Statins are currently the primary treatment for hyperlipidemia, particularly for the treatment of high levels of low-density lipoprotein cholesterol (LDL-C), as many studies have proven benefit in a variety of populations. The benefits of statin treatment for high cholesterol have been proven in many trials. Forefront among different adverse events is statin-induced myopathy, which still eludes complete understanding, and may range anywhere from muscle soreness or fatigue to potentially extremely rare occurrence of rhabdomyolysis. As most adverse events are rare and not life-threatening, in high-risk patients, a high-dose statin should be started initially as data suggests that clinicians rarely up titrate statin therapy after initial prescription leading to under-treatment of many patients requiring high-dose statin therapy. As we will discuss in this paper, musculoskeletal side effects are the main concern and reason for discontinuing statin therapy. The occurrence and true association of other adverse events in patients on statin such as new onset of diabetes, hepatic toxicity, or cognitive impairment are rare, controversial, and not proven. In placebo-controlled studies, abnormal liver function occurs to a similar degree in statin- and placebo-treated patients. This led to FDA removal of the requirement to monitor liver function tests in patients on statin therapy. The combination of statins with other compounds such as ezetimibe or PCSK9 inhibitors has shown some additional benefits in the treatment of hypercholesterolemia. The goal of this manuscript is to conduct a comprehensive review about most commonly used statins and compare data on their history, structures, benefits, adverse effects, and clinical outcomes.

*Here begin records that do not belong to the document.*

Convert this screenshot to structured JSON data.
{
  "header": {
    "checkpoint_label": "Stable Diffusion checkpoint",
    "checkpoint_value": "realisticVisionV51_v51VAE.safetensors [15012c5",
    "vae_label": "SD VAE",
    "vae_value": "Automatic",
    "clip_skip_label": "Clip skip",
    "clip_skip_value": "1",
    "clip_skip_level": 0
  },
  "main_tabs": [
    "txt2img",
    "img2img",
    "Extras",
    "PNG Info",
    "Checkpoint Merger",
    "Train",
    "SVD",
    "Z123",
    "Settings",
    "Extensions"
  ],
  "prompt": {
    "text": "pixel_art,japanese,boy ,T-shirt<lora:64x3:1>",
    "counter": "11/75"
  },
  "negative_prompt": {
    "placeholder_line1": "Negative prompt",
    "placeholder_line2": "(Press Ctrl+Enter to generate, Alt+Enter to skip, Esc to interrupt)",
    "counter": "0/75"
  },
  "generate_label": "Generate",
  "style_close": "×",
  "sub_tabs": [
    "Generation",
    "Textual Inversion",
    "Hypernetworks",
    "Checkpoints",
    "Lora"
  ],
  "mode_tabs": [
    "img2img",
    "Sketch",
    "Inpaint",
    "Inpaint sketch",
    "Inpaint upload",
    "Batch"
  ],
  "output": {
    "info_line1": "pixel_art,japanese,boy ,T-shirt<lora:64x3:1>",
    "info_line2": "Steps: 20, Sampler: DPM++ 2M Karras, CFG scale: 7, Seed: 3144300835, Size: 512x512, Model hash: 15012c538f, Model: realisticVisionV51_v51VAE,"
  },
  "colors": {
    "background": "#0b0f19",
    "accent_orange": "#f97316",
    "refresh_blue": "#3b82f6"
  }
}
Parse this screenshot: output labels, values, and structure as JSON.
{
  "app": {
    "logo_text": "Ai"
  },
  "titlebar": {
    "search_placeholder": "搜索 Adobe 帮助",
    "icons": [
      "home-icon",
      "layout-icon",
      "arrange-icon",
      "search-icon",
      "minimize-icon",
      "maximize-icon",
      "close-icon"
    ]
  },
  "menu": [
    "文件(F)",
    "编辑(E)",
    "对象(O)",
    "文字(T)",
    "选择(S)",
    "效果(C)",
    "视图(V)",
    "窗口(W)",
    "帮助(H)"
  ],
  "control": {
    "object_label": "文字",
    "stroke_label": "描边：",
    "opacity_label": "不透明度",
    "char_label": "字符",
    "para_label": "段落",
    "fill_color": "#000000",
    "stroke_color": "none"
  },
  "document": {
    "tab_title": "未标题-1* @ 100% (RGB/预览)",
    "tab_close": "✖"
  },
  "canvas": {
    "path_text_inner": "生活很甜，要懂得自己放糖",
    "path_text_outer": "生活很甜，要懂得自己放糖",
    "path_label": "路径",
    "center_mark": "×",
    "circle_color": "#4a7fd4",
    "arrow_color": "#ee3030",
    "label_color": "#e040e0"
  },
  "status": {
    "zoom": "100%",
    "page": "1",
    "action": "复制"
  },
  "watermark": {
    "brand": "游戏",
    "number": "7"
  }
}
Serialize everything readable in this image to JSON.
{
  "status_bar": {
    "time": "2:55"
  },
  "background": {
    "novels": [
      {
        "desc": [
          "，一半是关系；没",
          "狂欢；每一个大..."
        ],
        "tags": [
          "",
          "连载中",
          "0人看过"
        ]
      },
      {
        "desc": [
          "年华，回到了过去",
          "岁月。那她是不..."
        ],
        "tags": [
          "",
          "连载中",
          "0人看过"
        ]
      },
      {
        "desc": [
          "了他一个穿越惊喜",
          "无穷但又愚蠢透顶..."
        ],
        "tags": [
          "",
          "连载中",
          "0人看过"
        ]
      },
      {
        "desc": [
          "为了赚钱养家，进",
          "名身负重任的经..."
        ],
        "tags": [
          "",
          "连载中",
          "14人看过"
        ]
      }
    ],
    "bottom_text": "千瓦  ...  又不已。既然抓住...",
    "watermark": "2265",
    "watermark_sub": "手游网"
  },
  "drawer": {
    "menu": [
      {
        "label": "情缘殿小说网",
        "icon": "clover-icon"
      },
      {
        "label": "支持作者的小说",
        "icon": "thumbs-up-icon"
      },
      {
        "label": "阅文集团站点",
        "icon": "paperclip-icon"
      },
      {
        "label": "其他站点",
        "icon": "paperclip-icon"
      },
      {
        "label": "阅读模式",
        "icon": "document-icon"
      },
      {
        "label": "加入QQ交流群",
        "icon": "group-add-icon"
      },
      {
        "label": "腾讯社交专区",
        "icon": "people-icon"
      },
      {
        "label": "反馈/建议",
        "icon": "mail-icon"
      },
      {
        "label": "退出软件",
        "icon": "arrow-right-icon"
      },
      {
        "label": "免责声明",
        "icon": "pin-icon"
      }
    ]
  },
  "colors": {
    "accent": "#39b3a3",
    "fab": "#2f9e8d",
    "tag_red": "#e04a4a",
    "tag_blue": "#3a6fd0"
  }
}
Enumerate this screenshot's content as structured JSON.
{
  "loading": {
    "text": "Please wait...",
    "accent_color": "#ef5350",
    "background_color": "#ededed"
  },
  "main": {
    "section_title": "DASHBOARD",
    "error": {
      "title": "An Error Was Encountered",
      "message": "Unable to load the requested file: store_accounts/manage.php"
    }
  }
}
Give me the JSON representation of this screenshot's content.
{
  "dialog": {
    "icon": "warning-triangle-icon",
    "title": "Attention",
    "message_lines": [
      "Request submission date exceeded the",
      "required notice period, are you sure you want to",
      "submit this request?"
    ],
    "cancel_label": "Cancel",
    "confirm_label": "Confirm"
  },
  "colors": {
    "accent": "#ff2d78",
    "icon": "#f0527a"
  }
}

- Low-density lipoprotein-cholesterol (LDL-C)
- PCSK9 inhibitors
ASJC Scopus subject areas
- Cardiology and Cardiovascular Medicine
- Pharmacology (medical)